Launching the fuel quality and quantity awareness campaign at City Oil, Namirembe road, Ben Manyindo, the UNBS executive director, said many people were swayed by the prices displayed at the station.
"The first thing that attracts you to the fuel station is the price. But how many of you check whether the price on the display is the one on the meter of that fuel pump?" Manyindo asked.
He urged the consumers to be vigilant whenever they are fuelling their vehicles to ensure that fuel pumps have the right sales and UNBS calibration stickers. The campaign is part of the activities by UNBS as it celebrates 25 years of service under the theme: Quality products, quality life through standards.
Representing the ministry of Energy and Mineral Development, Julius Onen said the variations in prices have forced oil dealers to engage in many unscrupulous activities, which has hurt consumers.
"We have a challenge with transporters or drivers of trucks tampering with the fuel products before they even reach the border points," Onen said.
He explained that activities such as dumping and smuggling of adulterated fuel are done at night, denying Uganda Revenue Authority tax. However, since the launch of the fuel marking and monitoring programme (FMP), fuel adulteration has reduced from 30 per cent in 2009 to less than three per cent in June this year, according to UNBS statistics.
Fuel adulteration is mainly done by mixing petrol or diesel with paraffin and sometimes water. On average, UNBS receives two complaints on fuel per week.
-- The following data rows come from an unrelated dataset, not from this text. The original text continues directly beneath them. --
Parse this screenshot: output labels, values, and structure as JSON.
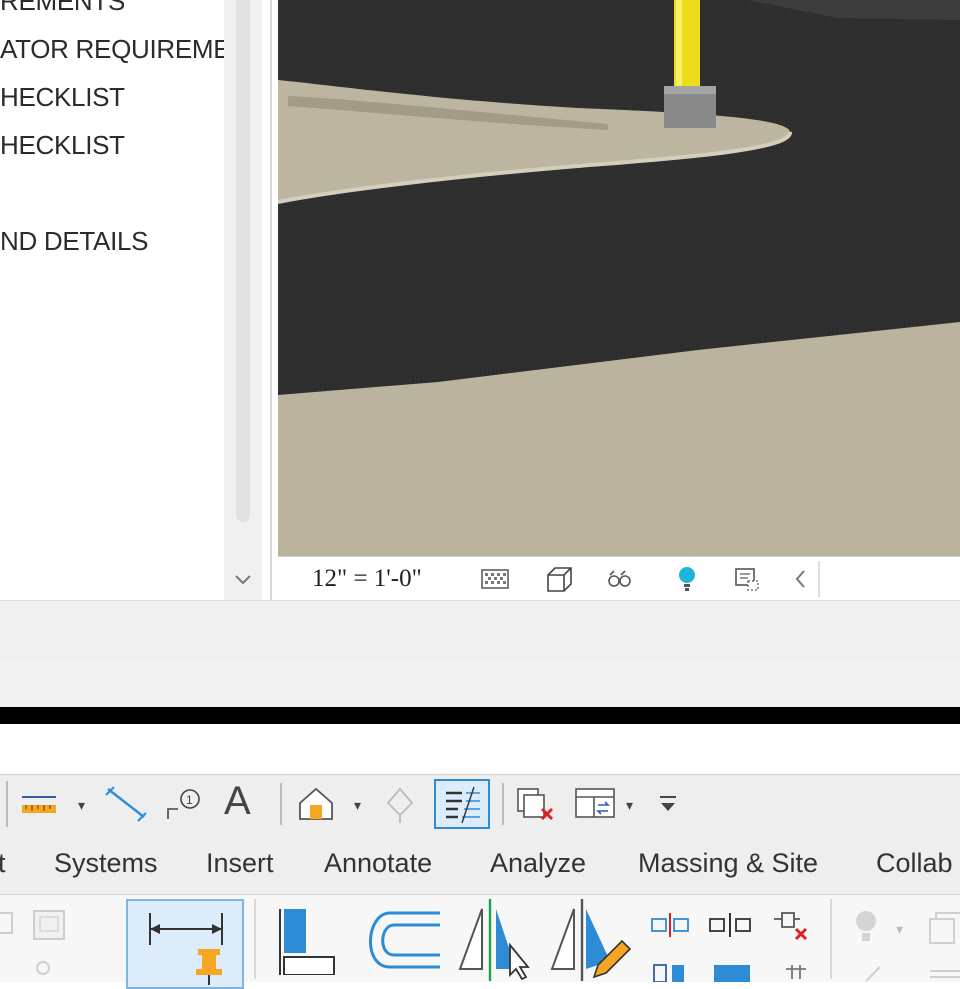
{
  "browser": {
    "items": [
      "REMENTS",
      "ATOR REQUIREME",
      "HECKLIST",
      "HECKLIST",
      "ND DETAILS"
    ]
  },
  "view_control": {
    "scale": "12\" = 1'-0\""
  },
  "quick_access": {
    "text_tool_label": "A"
  },
  "ribbon": {
    "tabs": [
      "t",
      "Systems",
      "Insert",
      "Annotate",
      "Analyze",
      "Massing & Site",
      "Collab"
    ]
  },
  "colors": {
    "accent_blue": "#2e8bd6",
    "highlight_bg": "#dcecfb",
    "pin_orange": "#f5a623",
    "delete_red": "#e02020",
    "road_asphalt": "#2f2f2f",
    "sidewalk_tan": "#b8b29c",
    "post_yellow": "#f0e020"
  },
  "icons": [
    "down-chevron-icon",
    "detail-level-icon",
    "visual-style-icon",
    "sun-path-icon",
    "light-bulb-icon",
    "crop-region-icon",
    "left-chevron-icon",
    "measure-icon",
    "aligned-dimension-icon",
    "tag-icon",
    "text-icon",
    "default-3d-view-icon",
    "section-icon",
    "thin-lines-icon",
    "close-hidden-icon",
    "switch-windows-icon",
    "customize-qat-icon",
    "pin-icon",
    "align-icon",
    "offset-icon",
    "mirror-pick-axis-icon",
    "mirror-draw-axis-icon",
    "split-icon",
    "split-with-gap-icon",
    "unpin-icon",
    "light-icon"
  ]
}
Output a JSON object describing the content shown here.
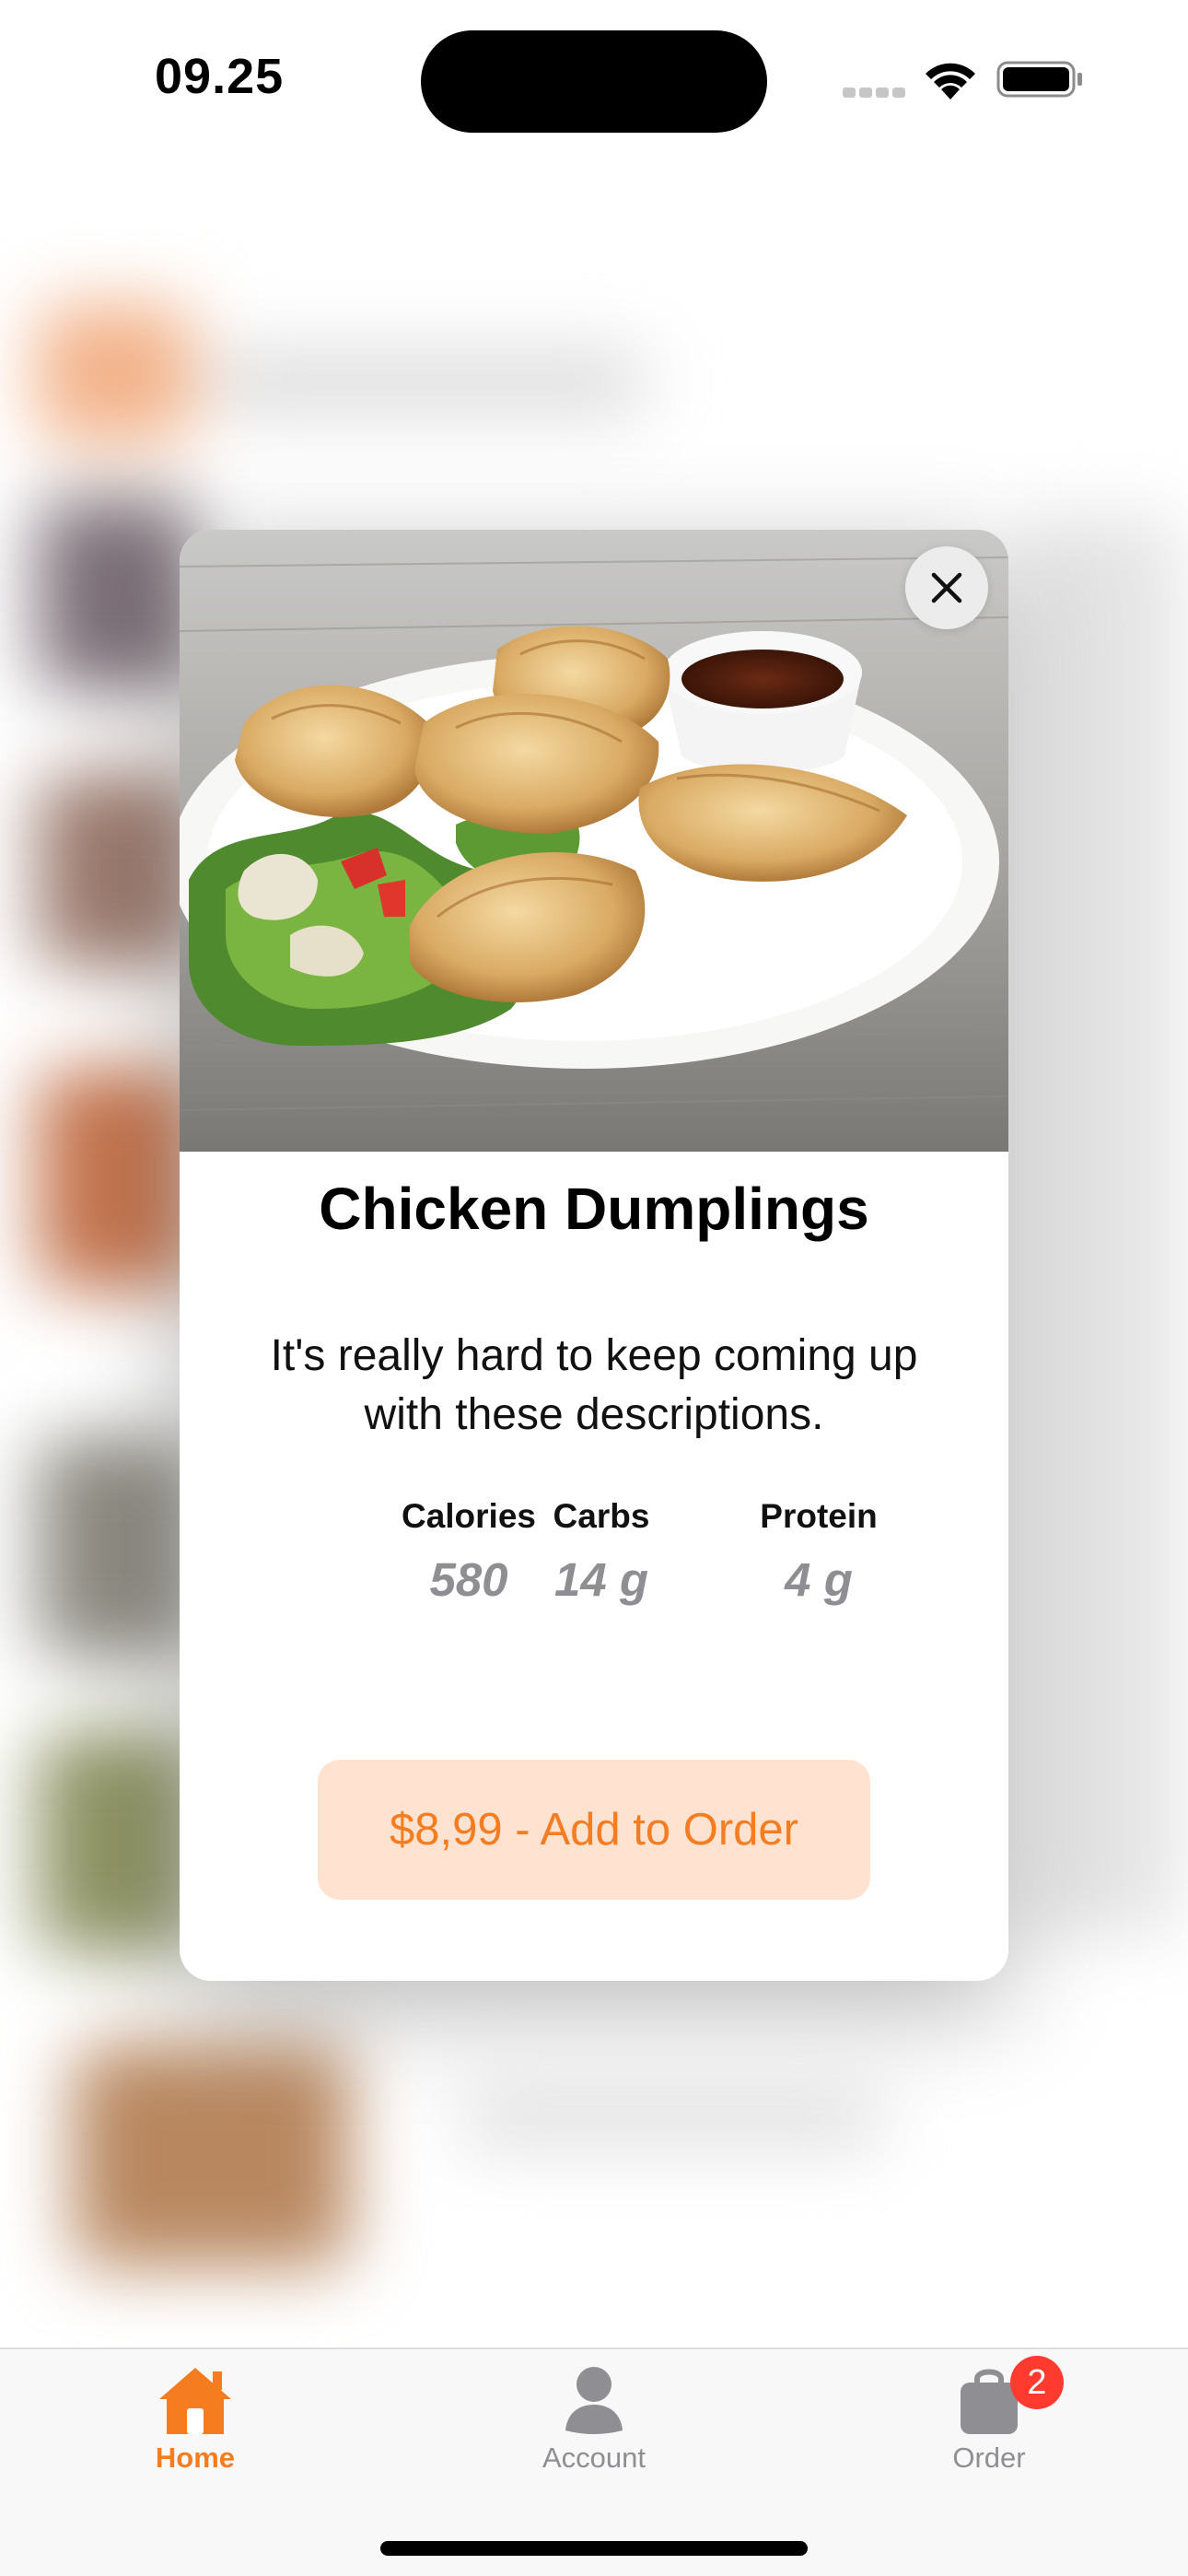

"The complaints show that consumers are beginning to respond but I know many people suffer in silence," he said, urging the public to continuously lodge complaints to UNBS through their toll-free number 0800133133.
The campaign is expected to roll out to various fuel stations until August 24.